┌────────

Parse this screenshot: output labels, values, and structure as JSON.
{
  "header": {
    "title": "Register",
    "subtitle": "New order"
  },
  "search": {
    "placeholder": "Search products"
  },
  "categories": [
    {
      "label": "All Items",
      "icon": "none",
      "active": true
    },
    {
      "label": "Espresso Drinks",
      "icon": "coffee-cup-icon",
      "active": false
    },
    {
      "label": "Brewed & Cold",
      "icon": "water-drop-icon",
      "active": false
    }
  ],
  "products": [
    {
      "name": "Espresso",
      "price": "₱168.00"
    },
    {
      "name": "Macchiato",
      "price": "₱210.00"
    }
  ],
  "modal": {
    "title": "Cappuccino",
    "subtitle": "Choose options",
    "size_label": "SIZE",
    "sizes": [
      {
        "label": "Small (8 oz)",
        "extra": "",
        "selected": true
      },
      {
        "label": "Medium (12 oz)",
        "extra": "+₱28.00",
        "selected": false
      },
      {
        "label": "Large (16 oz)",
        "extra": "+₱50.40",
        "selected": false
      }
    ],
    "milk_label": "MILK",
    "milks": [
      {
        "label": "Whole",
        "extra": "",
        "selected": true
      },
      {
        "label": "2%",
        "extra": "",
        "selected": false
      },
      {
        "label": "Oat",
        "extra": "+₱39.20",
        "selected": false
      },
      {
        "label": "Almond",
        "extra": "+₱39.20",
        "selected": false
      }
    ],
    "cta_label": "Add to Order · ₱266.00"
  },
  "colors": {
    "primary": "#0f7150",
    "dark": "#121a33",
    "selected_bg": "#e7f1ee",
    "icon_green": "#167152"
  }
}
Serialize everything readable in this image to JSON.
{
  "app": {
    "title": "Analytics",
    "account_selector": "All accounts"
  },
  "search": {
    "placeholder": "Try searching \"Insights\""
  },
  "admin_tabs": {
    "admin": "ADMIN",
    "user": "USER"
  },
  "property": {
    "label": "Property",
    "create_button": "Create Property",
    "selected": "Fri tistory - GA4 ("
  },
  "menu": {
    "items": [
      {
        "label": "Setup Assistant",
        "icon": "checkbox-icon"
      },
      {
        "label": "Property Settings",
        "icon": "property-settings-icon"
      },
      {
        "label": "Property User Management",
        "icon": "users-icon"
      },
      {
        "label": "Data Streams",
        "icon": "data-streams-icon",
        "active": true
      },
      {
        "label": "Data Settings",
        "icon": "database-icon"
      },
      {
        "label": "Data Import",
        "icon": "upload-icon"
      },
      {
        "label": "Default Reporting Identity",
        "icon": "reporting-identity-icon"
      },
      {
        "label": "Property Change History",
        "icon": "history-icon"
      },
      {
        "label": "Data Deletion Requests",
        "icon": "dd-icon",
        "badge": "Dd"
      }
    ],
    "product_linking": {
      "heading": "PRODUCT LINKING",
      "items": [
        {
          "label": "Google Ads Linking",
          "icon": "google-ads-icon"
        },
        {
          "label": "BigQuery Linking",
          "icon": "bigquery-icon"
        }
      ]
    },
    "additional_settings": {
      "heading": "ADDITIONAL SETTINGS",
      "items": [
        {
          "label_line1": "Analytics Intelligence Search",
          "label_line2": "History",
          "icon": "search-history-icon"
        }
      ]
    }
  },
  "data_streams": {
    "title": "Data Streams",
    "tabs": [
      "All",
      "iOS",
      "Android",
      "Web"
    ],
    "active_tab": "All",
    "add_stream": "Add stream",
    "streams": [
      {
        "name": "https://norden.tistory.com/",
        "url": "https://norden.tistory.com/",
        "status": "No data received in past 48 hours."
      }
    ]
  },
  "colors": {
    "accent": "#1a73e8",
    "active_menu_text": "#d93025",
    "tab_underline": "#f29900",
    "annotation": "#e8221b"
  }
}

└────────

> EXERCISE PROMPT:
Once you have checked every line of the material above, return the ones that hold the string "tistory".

> SOLVED PROBLEM:
    "selected": "Fri tistory - GA4 ("
        "name": "https://norden.tistory.com/",
        "url": "https://norden.tistory.com/",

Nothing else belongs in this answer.